▶ **Exercise instructions**
Set all the entries down again, unaltered.

##### Data for the task

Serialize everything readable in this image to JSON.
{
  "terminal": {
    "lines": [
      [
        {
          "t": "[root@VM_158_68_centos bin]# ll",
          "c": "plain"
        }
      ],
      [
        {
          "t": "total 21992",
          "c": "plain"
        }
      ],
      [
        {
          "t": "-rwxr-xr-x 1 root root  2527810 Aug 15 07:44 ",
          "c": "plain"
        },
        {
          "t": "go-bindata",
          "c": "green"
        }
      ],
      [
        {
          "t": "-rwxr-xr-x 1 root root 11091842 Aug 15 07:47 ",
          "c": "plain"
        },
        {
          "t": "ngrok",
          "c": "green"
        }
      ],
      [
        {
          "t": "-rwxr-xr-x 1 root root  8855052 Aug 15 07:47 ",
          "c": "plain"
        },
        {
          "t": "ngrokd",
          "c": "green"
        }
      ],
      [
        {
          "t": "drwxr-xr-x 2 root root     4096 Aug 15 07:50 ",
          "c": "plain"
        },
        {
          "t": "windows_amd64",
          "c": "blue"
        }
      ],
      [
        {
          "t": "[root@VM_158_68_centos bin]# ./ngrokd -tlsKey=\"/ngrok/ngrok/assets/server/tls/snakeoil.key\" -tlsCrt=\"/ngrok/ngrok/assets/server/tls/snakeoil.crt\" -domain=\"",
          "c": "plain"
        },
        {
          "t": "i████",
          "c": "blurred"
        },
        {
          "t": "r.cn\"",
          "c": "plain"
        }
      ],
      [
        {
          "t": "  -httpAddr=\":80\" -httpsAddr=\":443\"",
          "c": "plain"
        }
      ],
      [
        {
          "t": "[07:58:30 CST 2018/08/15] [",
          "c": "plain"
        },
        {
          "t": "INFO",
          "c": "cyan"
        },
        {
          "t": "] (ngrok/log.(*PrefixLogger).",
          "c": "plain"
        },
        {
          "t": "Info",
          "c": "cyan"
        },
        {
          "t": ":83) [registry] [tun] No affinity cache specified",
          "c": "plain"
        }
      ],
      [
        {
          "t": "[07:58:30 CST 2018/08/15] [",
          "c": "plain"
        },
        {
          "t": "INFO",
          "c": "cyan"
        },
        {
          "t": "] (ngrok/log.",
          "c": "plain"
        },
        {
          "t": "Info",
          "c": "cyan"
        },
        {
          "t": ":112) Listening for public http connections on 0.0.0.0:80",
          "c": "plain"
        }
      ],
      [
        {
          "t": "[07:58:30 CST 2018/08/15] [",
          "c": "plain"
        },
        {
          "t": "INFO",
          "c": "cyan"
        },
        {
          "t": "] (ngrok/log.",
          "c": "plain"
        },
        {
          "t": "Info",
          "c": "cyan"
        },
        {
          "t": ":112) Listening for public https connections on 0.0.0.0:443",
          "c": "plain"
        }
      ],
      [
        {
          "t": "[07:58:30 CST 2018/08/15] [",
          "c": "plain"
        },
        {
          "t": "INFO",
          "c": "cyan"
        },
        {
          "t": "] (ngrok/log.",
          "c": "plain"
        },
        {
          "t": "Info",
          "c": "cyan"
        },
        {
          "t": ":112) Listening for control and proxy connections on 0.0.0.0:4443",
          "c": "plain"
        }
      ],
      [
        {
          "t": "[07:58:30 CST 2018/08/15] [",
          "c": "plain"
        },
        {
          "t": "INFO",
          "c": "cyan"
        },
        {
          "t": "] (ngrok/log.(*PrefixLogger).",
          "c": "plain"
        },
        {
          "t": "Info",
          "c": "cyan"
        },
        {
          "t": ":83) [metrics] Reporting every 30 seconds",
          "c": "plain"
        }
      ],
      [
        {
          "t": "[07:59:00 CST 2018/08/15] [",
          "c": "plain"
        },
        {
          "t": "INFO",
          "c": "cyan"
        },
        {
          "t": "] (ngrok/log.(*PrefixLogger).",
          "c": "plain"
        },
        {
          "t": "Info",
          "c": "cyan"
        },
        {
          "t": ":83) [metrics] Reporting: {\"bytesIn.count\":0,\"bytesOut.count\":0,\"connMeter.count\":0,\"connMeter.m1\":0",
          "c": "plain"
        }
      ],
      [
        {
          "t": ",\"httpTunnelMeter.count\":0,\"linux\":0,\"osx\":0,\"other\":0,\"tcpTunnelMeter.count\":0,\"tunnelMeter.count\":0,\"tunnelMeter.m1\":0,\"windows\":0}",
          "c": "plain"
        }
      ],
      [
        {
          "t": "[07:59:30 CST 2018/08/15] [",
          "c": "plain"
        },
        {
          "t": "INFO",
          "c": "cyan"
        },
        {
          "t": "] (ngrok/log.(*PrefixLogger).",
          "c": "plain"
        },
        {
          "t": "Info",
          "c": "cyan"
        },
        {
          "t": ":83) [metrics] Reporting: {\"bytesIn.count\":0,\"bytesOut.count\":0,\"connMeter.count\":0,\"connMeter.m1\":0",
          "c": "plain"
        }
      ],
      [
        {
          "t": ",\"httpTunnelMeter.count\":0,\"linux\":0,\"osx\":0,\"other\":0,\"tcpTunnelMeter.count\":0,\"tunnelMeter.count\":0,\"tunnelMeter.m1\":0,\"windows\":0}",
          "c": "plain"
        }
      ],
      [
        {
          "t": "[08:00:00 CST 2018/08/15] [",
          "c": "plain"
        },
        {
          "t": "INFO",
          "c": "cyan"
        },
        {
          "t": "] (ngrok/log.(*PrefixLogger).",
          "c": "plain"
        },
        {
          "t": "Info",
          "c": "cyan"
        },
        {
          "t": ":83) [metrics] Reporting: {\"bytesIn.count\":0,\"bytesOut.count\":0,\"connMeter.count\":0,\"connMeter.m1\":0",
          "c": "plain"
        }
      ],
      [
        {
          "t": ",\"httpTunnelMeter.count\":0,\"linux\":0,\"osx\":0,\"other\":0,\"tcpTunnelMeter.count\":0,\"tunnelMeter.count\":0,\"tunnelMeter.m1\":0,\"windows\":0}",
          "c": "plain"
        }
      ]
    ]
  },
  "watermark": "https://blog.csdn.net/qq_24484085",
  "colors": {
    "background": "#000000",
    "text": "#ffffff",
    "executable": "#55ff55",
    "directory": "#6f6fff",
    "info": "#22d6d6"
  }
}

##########

▶ **Result**
Serialize everything readable in this image to JSON.
{
  "terminal": {
    "lines": [
      [
        {
          "t": "[root@VM_158_68_centos bin]# ll",
          "c": "plain"
        }
      ],
      [
        {
          "t": "total 21992",
          "c": "plain"
        }
      ],
      [
        {
          "t": "-rwxr-xr-x 1 root root  2527810 Aug 15 07:44 ",
          "c": "plain"
        },
        {
          "t": "go-bindata",
          "c": "green"
        }
      ],
      [
        {
          "t": "-rwxr-xr-x 1 root root 11091842 Aug 15 07:47 ",
          "c": "plain"
        },
        {
          "t": "ngrok",
          "c": "green"
        }
      ],
      [
        {
          "t": "-rwxr-xr-x 1 root root  8855052 Aug 15 07:47 ",
          "c": "plain"
        },
        {
          "t": "ngrokd",
          "c": "green"
        }
      ],
      [
        {
          "t": "drwxr-xr-x 2 root root     4096 Aug 15 07:50 ",
          "c": "plain"
        },
        {
          "t": "windows_amd64",
          "c": "blue"
        }
      ],
      [
        {
          "t": "[root@VM_158_68_centos bin]# ./ngrokd -tlsKey=\"/ngrok/ngrok/assets/server/tls/snakeoil.key\" -tlsCrt=\"/ngrok/ngrok/assets/server/tls/snakeoil.crt\" -domain=\"",
          "c": "plain"
        },
        {
          "t": "i████",
          "c": "blurred"
        },
        {
          "t": "r.cn\"",
          "c": "plain"
        }
      ],
      [
        {
          "t": "  -httpAddr=\":80\" -httpsAddr=\":443\"",
          "c": "plain"
        }
      ],
      [
        {
          "t": "[07:58:30 CST 2018/08/15] [",
          "c": "plain"
        },
        {
          "t": "INFO",
          "c": "cyan"
        },
        {
          "t": "] (ngrok/log.(*PrefixLogger).",
          "c": "plain"
        },
        {
          "t": "Info",
          "c": "cyan"
        },
        {
          "t": ":83) [registry] [tun] No affinity cache specified",
          "c": "plain"
        }
      ],
      [
        {
          "t": "[07:58:30 CST 2018/08/15] [",
          "c": "plain"
        },
        {
          "t": "INFO",
          "c": "cyan"
        },
        {
          "t": "] (ngrok/log.",
          "c": "plain"
        },
        {
          "t": "Info",
          "c": "cyan"
        },
        {
          "t": ":112) Listening for public http connections on 0.0.0.0:80",
          "c": "plain"
        }
      ],
      [
        {
          "t": "[07:58:30 CST 2018/08/15] [",
          "c": "plain"
        },
        {
          "t": "INFO",
          "c": "cyan"
        },
        {
          "t": "] (ngrok/log.",
          "c": "plain"
        },
        {
          "t": "Info",
          "c": "cyan"
        },
        {
          "t": ":112) Listening for public https connections on 0.0.0.0:443",
          "c": "plain"
        }
      ],
      [
        {
          "t": "[07:58:30 CST 2018/08/15] [",
          "c": "plain"
        },
        {
          "t": "INFO",
          "c": "cyan"
        },
        {
          "t": "] (ngrok/log.",
          "c": "plain"
        },
        {
          "t": "Info",
          "c": "cyan"
        },
        {
          "t": ":112) Listening for control and proxy connections on 0.0.0.0:4443",
          "c": "plain"
        }
      ],
      [
        {
          "t": "[07:58:30 CST 2018/08/15] [",
          "c": "plain"
        },
        {
          "t": "INFO",
          "c": "cyan"
        },
        {
          "t": "] (ngrok/log.(*PrefixLogger).",
          "c": "plain"
        },
        {
          "t": "Info",
          "c": "cyan"
        },
        {
          "t": ":83) [metrics] Reporting every 30 seconds",
          "c": "plain"
        }
      ],
      [
        {
          "t": "[07:59:00 CST 2018/08/15] [",
          "c": "plain"
        },
        {
          "t": "INFO",
          "c": "cyan"
        },
        {
          "t": "] (ngrok/log.(*PrefixLogger).",
          "c": "plain"
        },
        {
          "t": "Info",
          "c": "cyan"
        },
        {
          "t": ":83) [metrics] Reporting: {\"bytesIn.count\":0,\"bytesOut.count\":0,\"connMeter.count\":0,\"connMeter.m1\":0",
          "c": "plain"
        }
      ],
      [
        {
          "t": ",\"httpTunnelMeter.count\":0,\"linux\":0,\"osx\":0,\"other\":0,\"tcpTunnelMeter.count\":0,\"tunnelMeter.count\":0,\"tunnelMeter.m1\":0,\"windows\":0}",
          "c": "plain"
        }
      ],
      [
        {
          "t": "[07:59:30 CST 2018/08/15] [",
          "c": "plain"
        },
        {
          "t": "INFO",
          "c": "cyan"
        },
        {
          "t": "] (ngrok/log.(*PrefixLogger).",
          "c": "plain"
        },
        {
          "t": "Info",
          "c": "cyan"
        },
        {
          "t": ":83) [metrics] Reporting: {\"bytesIn.count\":0,\"bytesOut.count\":0,\"connMeter.count\":0,\"connMeter.m1\":0",
          "c": "plain"
        }
      ],
      [
        {
          "t": ",\"httpTunnelMeter.count\":0,\"linux\":0,\"osx\":0,\"other\":0,\"tcpTunnelMeter.count\":0,\"tunnelMeter.count\":0,\"tunnelMeter.m1\":0,\"windows\":0}",
          "c": "plain"
        }
      ],
      [
        {
          "t": "[08:00:00 CST 2018/08/15] [",
          "c": "plain"
        },
        {
          "t": "INFO",
          "c": "cyan"
        },
        {
          "t": "] (ngrok/log.(*PrefixLogger).",
          "c": "plain"
        },
        {
          "t": "Info",
          "c": "cyan"
        },
        {
          "t": ":83) [metrics] Reporting: {\"bytesIn.count\":0,\"bytesOut.count\":0,\"connMeter.count\":0,\"connMeter.m1\":0",
          "c": "plain"
        }
      ],
      [
        {
          "t": ",\"httpTunnelMeter.count\":0,\"linux\":0,\"osx\":0,\"other\":0,\"tcpTunnelMeter.count\":0,\"tunnelMeter.count\":0,\"tunnelMeter.m1\":0,\"windows\":0}",
          "c": "plain"
        }
      ]
    ]
  },
  "watermark": "https://blog.csdn.net/qq_24484085",
  "colors": {
    "background": "#000000",
    "text": "#ffffff",
    "executable": "#55ff55",
    "directory": "#6f6fff",
    "info": "#22d6d6"
  }
}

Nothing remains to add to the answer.